*THE TASK:* For the material below, count the lines containing "kind" and reply with the number alone.

··········

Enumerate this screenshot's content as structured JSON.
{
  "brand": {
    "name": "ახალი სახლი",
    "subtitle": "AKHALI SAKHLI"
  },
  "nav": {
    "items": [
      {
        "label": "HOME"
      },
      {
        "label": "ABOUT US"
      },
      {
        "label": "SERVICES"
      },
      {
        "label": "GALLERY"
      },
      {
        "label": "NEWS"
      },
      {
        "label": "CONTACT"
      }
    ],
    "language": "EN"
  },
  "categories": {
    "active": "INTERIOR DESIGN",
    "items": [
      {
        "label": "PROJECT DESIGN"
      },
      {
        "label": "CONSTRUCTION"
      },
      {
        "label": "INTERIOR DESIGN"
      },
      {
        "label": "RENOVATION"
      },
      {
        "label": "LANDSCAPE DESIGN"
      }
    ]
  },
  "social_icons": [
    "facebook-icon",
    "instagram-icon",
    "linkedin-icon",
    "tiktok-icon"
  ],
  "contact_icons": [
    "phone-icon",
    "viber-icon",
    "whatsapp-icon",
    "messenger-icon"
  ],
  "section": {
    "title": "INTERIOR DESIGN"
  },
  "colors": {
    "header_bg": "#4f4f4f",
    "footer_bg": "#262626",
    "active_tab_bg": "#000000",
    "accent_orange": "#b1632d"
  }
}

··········

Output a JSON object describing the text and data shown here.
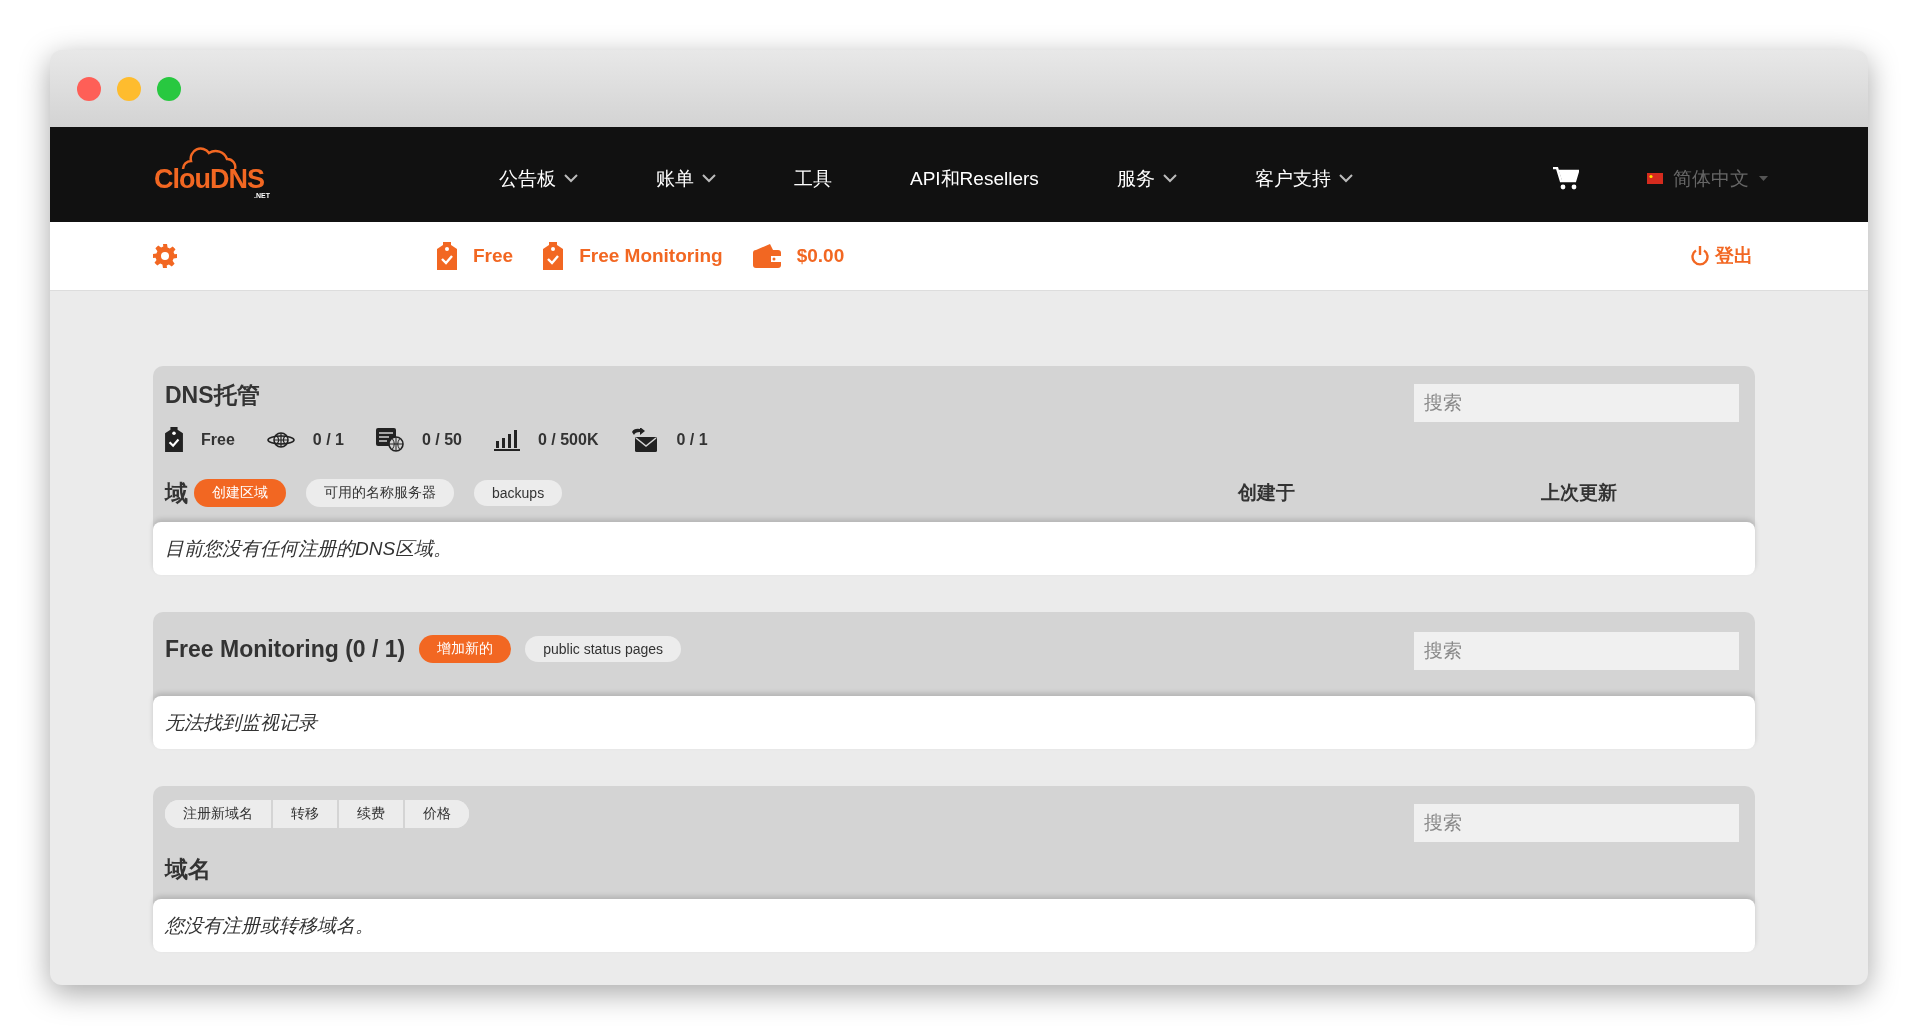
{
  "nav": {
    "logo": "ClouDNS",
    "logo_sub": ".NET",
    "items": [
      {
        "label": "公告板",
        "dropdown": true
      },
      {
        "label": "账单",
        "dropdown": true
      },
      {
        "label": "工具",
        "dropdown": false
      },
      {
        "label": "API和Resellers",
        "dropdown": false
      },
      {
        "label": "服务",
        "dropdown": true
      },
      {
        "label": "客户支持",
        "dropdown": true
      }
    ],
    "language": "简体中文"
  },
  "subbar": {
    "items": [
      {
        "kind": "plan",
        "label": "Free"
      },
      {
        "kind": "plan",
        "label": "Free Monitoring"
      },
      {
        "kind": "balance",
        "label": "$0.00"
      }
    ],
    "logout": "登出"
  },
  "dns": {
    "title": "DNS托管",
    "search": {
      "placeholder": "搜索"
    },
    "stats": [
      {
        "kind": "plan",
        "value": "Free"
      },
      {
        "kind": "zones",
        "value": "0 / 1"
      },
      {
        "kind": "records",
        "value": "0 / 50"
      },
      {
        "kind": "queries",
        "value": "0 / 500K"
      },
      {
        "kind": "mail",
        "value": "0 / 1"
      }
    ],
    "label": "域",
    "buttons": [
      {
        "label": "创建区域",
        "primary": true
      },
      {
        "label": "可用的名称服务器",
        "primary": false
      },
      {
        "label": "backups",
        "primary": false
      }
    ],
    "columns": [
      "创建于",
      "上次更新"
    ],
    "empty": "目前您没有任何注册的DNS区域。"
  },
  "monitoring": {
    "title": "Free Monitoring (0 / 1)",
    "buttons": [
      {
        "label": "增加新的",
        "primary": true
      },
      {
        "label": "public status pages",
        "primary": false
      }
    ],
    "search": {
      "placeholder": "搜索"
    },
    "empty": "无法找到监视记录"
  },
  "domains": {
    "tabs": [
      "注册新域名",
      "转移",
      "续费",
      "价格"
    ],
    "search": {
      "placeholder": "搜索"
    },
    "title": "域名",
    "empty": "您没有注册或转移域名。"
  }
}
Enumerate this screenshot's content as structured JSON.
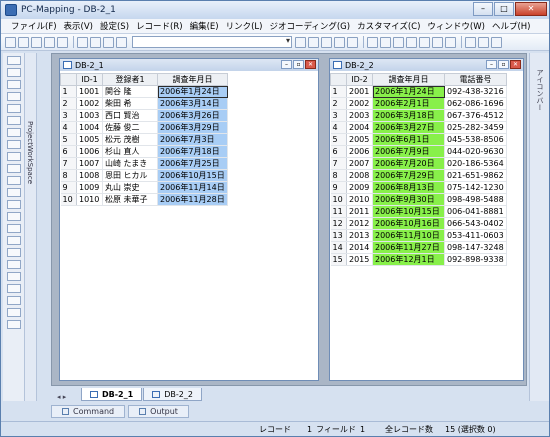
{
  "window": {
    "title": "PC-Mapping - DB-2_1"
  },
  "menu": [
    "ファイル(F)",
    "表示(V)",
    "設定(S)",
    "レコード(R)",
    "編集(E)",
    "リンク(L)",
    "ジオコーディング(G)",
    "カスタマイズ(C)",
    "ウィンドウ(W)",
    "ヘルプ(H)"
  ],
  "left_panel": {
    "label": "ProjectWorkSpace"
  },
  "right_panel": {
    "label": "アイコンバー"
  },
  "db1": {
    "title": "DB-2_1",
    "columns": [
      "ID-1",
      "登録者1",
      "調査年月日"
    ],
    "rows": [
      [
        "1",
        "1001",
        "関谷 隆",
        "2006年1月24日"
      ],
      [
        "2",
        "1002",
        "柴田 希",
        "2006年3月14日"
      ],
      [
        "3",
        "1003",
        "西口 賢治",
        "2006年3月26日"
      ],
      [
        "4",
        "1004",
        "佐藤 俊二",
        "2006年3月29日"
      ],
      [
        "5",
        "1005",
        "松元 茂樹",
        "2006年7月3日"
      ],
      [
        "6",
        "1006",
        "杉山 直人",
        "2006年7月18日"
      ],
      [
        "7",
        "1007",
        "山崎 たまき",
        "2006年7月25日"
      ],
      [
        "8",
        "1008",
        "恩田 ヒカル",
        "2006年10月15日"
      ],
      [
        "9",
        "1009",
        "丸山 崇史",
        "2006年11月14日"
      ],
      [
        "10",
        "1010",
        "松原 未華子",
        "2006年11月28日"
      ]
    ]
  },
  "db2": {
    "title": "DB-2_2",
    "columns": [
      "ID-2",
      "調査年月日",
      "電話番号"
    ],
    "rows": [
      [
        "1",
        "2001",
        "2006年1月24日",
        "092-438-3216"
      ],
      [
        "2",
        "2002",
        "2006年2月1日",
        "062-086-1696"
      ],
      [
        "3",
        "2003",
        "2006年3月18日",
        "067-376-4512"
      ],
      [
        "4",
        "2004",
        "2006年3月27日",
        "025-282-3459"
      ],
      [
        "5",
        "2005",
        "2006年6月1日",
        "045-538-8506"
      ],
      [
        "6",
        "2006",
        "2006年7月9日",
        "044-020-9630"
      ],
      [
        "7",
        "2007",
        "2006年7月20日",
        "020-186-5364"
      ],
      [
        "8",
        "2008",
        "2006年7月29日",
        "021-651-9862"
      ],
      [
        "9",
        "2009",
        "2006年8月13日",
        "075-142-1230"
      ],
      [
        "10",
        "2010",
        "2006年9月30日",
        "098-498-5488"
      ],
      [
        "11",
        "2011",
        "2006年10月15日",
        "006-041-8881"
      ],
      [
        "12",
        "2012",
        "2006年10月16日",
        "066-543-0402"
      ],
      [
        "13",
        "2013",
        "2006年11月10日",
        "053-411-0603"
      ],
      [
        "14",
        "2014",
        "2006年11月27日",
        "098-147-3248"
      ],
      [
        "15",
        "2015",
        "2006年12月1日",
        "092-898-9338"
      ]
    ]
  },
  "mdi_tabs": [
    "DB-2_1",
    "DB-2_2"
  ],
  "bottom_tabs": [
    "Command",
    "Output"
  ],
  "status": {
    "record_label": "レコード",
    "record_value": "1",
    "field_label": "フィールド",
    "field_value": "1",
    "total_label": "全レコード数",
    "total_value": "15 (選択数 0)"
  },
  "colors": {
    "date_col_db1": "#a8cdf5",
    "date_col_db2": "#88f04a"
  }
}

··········

*SOLUTION TO THE EXERCISE:* 8